**What you have to do**
In the entries that follow, which lines hold the string "mnemonic"? List them.

[Records contained in a dataset]

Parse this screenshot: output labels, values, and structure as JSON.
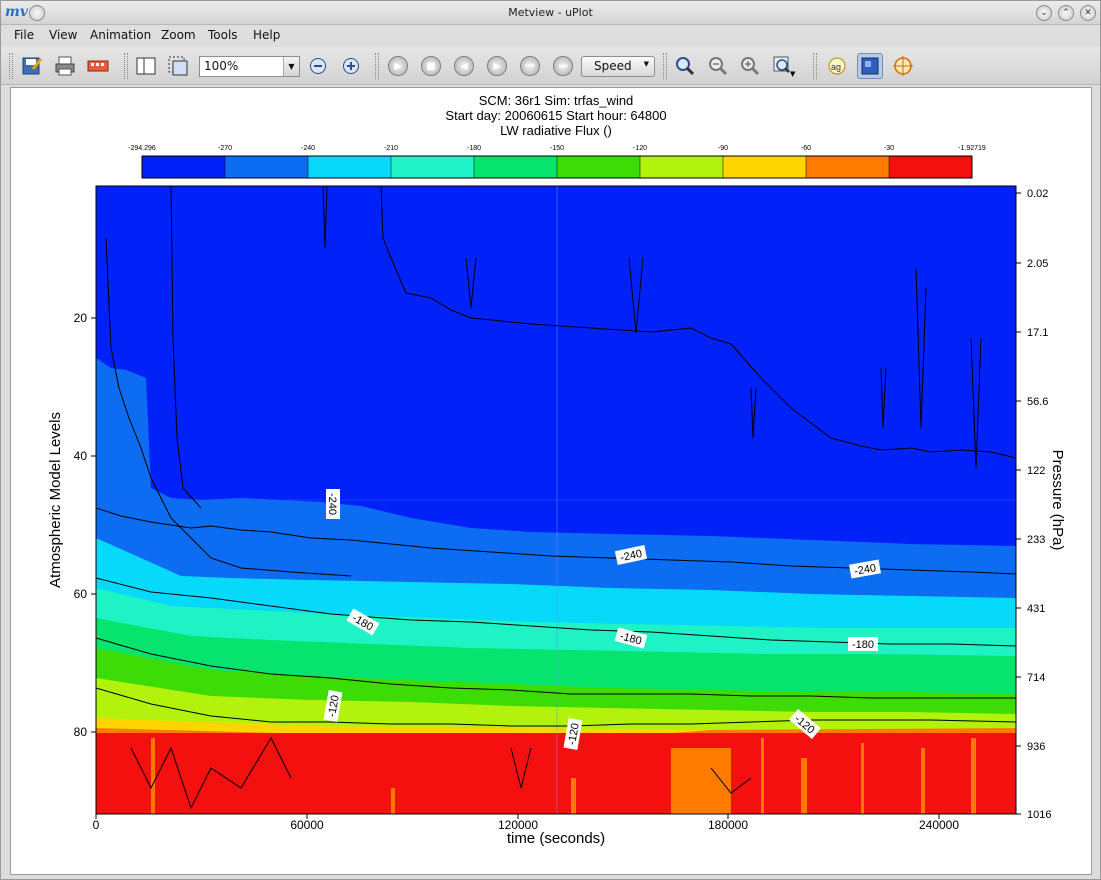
{
  "window": {
    "title": "Metview - uPlot",
    "logo": "mv-logo-icon",
    "controls": [
      "minimize-icon",
      "maximize-icon",
      "close-icon"
    ]
  },
  "menu": {
    "items": [
      {
        "label": "File",
        "mnemonic": "F"
      },
      {
        "label": "View",
        "mnemonic": "V"
      },
      {
        "label": "Animation",
        "mnemonic": "A"
      },
      {
        "label": "Zoom",
        "mnemonic": "Z"
      },
      {
        "label": "Tools",
        "mnemonic": "T"
      },
      {
        "label": "Help",
        "mnemonic": "H"
      }
    ]
  },
  "toolbar": {
    "zoom_value": "100%",
    "speed_label": "Speed",
    "icons": [
      "export-icon",
      "print-icon",
      "cmap-icon",
      "sidebar-icon",
      "zoom-area-icon",
      "zoom-out-icon",
      "zoom-in-icon",
      "play-icon",
      "stop-icon",
      "prev-icon",
      "next-icon",
      "first-icon",
      "last-icon",
      "magnifier-icon",
      "zoom-out-lens-icon",
      "zoom-in-lens-icon",
      "zoom-history-icon",
      "magics-icon",
      "layers-icon",
      "cursor-data-icon"
    ]
  },
  "plot": {
    "title_lines": [
      "SCM: 36r1  Sim: trfas_wind",
      "Start day: 20060615 Start hour: 64800",
      "LW radiative Flux ()"
    ],
    "legend_labels": [
      "-294.296",
      "-270",
      "-240",
      "-210",
      "-180",
      "-150",
      "-120",
      "-90",
      "-60",
      "-30",
      "-1.92719"
    ],
    "legend_colors": [
      "#0022f8",
      "#0c6cf2",
      "#07d9fb",
      "#1ff2c4",
      "#07e46d",
      "#3ddc07",
      "#b2f20d",
      "#ffd500",
      "#ff7a00",
      "#f51010"
    ],
    "x_label": "time (seconds)",
    "y_label_left": "Atmospheric Model Levels",
    "y_label_right": "Pressure (hPa)",
    "x_ticks": [
      "0",
      "60000",
      "120000",
      "180000",
      "240000"
    ],
    "y_ticks_left": [
      "20",
      "40",
      "60",
      "80"
    ],
    "y_ticks_right": [
      "0.02",
      "2.05",
      "17.1",
      "56.6",
      "122",
      "233",
      "431",
      "714",
      "936",
      "1016"
    ],
    "contour_labels": [
      "-240",
      "-240",
      "-240",
      "-180",
      "-180",
      "-180",
      "-120",
      "-120",
      "-120"
    ]
  }
}
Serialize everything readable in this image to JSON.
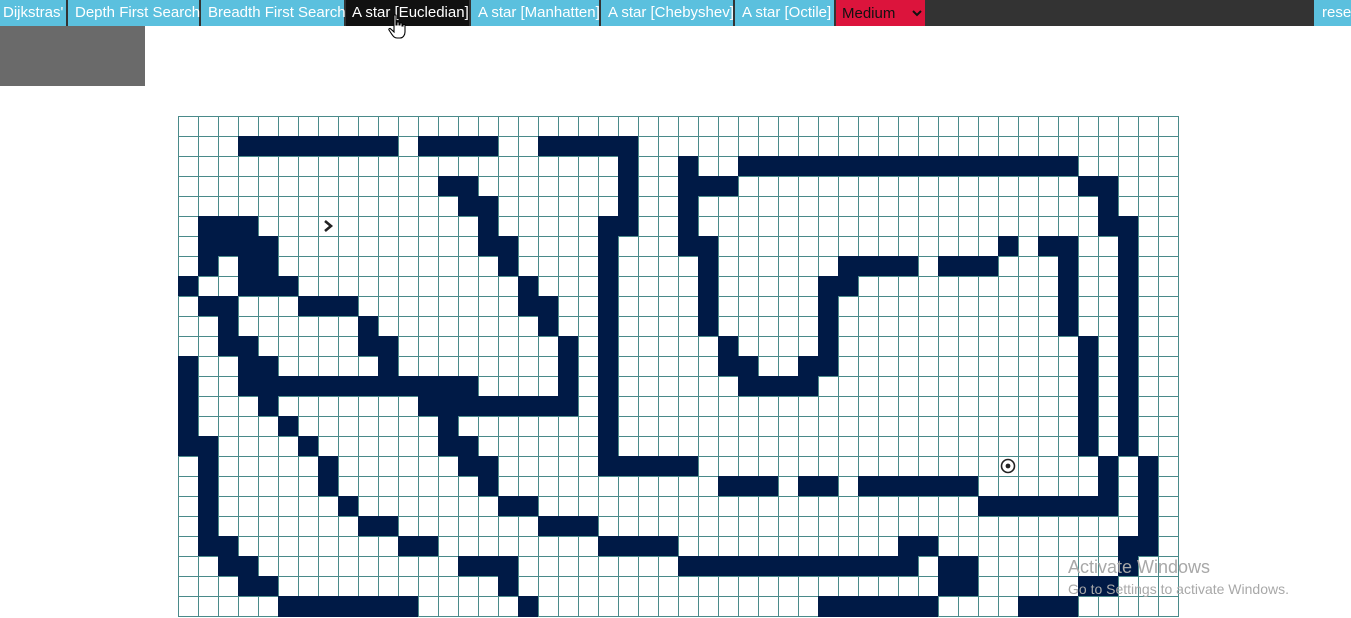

**Answer to the problem**
        "mnemonic": "F"
        "mnemonic": "V"
        "mnemonic": "A"
        "mnemonic": "Z"
        "mnemonic": "T"
        "mnemonic": "H"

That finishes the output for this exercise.